The U.S. Court of Appeals for the Sixth Circuit re-affirmed its 2005 ruling that Kenny Richey’s capital conviction and death sentence should be overturned because he received inadequate representation at trial. Richey is on death row for the 1986 arson murder of a two-year-old girl who was in his care, an event that he maintains was an accident. Richey is a dual citizen of the U.S. and Scotland, having been raised in Scotland before coming to Ohio. The Sixth Circuit ruled 2-1 that Richey’s trial attorney failed to adequately challenge questionable arson evidence at trial, noting, “The deficient performance of Richey’s counsel undermines our confidence in the outcome of his trial… . Confronted with evidence debunking the state’s scientific conclusions, the trial court might have had a reasonable doubt about Richey’s guilt, especially where the prosecution’s case depended on a cast of witnesses whose lives revolved around drinking and partying and some of whom might have had their own motives for implicating Richey.”

The Court’s 2005 ruling was reversed by the U.S. Supreme Court and sent back to the Sixth Circuit to consider whether Richey had lost his right to present evidence of ineffectiveness of counsel that had not been raised in state court.

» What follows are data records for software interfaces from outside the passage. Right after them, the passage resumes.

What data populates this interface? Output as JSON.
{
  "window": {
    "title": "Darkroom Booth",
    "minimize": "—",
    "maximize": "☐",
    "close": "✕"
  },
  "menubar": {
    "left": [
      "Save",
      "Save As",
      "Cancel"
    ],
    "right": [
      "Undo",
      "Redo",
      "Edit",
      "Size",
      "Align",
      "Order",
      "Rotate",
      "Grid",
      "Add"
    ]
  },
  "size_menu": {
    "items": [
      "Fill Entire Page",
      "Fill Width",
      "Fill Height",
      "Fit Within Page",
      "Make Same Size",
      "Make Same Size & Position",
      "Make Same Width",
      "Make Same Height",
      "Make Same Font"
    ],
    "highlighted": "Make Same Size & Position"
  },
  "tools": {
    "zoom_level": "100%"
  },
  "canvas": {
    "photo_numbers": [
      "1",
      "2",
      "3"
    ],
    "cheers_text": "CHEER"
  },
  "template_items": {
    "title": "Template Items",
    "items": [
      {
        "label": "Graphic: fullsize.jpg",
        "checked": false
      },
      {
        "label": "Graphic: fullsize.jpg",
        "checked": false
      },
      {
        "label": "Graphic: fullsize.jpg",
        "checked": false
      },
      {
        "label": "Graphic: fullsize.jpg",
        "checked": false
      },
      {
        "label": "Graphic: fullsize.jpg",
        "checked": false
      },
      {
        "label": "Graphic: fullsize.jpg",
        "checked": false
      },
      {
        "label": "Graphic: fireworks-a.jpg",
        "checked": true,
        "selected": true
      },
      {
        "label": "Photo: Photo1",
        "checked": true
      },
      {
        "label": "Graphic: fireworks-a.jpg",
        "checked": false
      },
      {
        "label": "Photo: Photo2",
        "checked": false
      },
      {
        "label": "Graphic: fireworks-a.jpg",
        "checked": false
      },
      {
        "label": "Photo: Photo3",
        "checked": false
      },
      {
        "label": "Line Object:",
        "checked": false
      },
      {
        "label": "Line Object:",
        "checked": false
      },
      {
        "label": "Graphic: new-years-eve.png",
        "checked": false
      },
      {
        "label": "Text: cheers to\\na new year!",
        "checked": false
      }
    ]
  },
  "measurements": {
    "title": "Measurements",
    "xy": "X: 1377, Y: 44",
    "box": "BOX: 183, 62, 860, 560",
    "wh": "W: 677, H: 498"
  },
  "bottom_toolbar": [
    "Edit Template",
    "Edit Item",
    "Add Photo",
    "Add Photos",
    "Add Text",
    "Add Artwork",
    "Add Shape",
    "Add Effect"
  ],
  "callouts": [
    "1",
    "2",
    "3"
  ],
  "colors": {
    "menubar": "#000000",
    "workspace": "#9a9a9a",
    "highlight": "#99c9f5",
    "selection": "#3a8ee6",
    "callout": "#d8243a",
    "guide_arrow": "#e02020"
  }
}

In its ruling this month, the Sixth Circuit held that Richey’s claim was proper and reinstated the 2005 order overturning his conviction. County Prosecutor Gary Lammers said he believes the Ohio Attorney General will ask the U.S. Supreme Court to hear another appeal based on the Circuit Court’s latest ruling, but added that retrying the case could be difficult because of the time that has elapsed since Richey’s 1987 conviction. Richey’s fight to prove his innocence has spanned more than two decades and has drawn attention in Europe and the U.S. The late Pope John Paul II and a former Archbishop of Canterbury are among those who urged the courts to free Richey, whose efforts to prove his innocence led him to turn down a plea bargain that would have freed him after 11 years in prison.

“Kenny Richey has served 21 years in prison for a crime that never should have been a death penalty case to begin with,” said Richey’s attorney, Kenneth Parsigian. “The 6th Circuit has twice found he was wrongly convicted. Now is not the time to be vengeful, spiteful, or prideful about prosecutorial skill. It’s time for justice. It’s time to let Kenny move on with his life.”
(The Times of London, August 11, 2007 and Toledo Blade, August 11, 2007). See Innocence.